Genomics and proteomics of fungi.
Researchers increasingly are using high-throughput methods for genomic sequencing and proteomic analysis to investigate the
fundamental biology of fungi. To date, about 80 fungal strains (including both yeasts and filamentous fungi) have been or
are being sequenced, including fungi of medical, agricultural, and industrial importance.10
The sequencing and annotation of fungi facilitates, for example, identification of genes and proteins involved in protein
synthesis, protein secretion, protein degradation, morphology control, and post-translational modifications. Furthermore,
whole genome transcriptional analysis using microarrays will be possible when specific genomes are sequenced and annotated.
Armed with this knowledge, investigators will be able to rapidly discover, characterize, and modify genes involved with the
basic cellular processes of protein production. Differential analysis of gene transcription and protein production patterns
under various conditions will enable researchers to identify the factors controlling these basic cellular processes. As more
genomic and proteomic information becomes available, this knowledge-based improvement of fungal host strains and fermentation
processes for the commercial production of proteins and metabolites is becoming more and more common.
INTEGRATING SCREENING, PRODUCTION, AND MANUFACTURING SYSTEMS
To satisfy the protein expression needs of the various stages of drug discovery and development, an ideal fungal expression
system should have the ability to (i) express a wide variety of eukaryotic proteins; (ii) express proteins in a biologically
active form; (iii) produce proteins in a rapid and inexpensive fashion; (iv) seamlessly interface with laboratory automation;
(v) produce sufficient quantities of protein to support the confirmation of hits and the many other activities involved in
transforming a hit into a drug; and (vi) scale up to commercial drug production.
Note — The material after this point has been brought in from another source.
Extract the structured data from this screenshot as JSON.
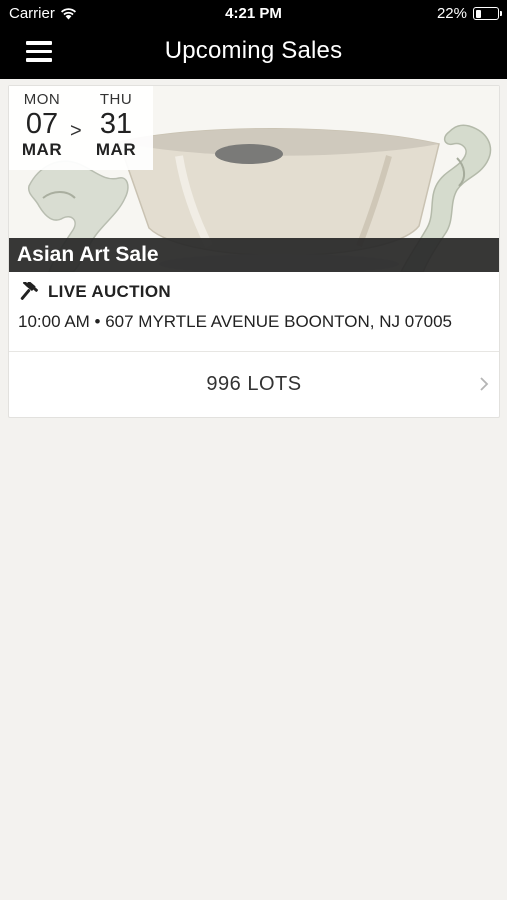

With these needs in mind, an integrated
technology platform is currently under development using Chrysosporium lucknowense gene expression technology coupled with high-throughput screening.11 The morphology of this fungal strain enables this technology platform. Its low viscosity in culture and formation of propagules
allows the growth of this fungus in microtiter cultures and the manipulation of cultures in liquid handling systems utilizing
robotics. These characteristics enable high-throughput screening of gene expression libraries, either for gene discovery or
for screening variants created using molecular evolution.12 The ability to grow in microtiter plates can also facilitate gene expression and strain development processes. This miniaturization
allows large numbers of transformants to be screened for the presence of genes and gene products, using high-throughput hybridization
and blotting methods. Finally, as described earlier, the low-viscosity phenotype allows more versatile and robust culture
conditions to optimize protein manufacturing by fermentation.
Using a single organism for gene discovery, gene evolution, protein engineering, gene expression, and product manufacturing
offers significant advantages in the product development area by increasing the probability of success and decreasing development
time. Such an integrated system will be anticipated to eliminate bottlenecks in the drug development process that are inherent
when different organisms are used for gene discovery, protein evolution, early expression for preclinical testing, and product
manufacturing. Screening by expression will likely ensure that improved variants will also be well expressed, and successful
expression at the laboratory scale will more than likely lead to successful expression in the final manufacturing process.
The downside of integrating the technologies is that creating the platform requires the development and seamless integration
of several complex technologies. Filamen-tous fungi are genetically and physiologically less tractable than bacteria or yeast.
However, the physiological advantages of filamentous fungi—high level protein production and secretion, post-translational
modification, and proper folding—suggest that once the technical obstacles are overcome, the technology platform will be especially
valuable as the number of biopharmaceutical candidates continues to grow.
Richard P.Burlingame,PhD, is the director of R&D for Dyadic International, 140 Intracoastal Pointe Dr., Jupiter, FL 33477; tel 561.743.8333; email@example.com
Jan C.Verdoes,PhD, Dyadic Nederland, BV, Utrechtseweg 48, 3704 HE Zeist, The Netherlands; tel. +31.30.6944015, firstname.lastname@example.org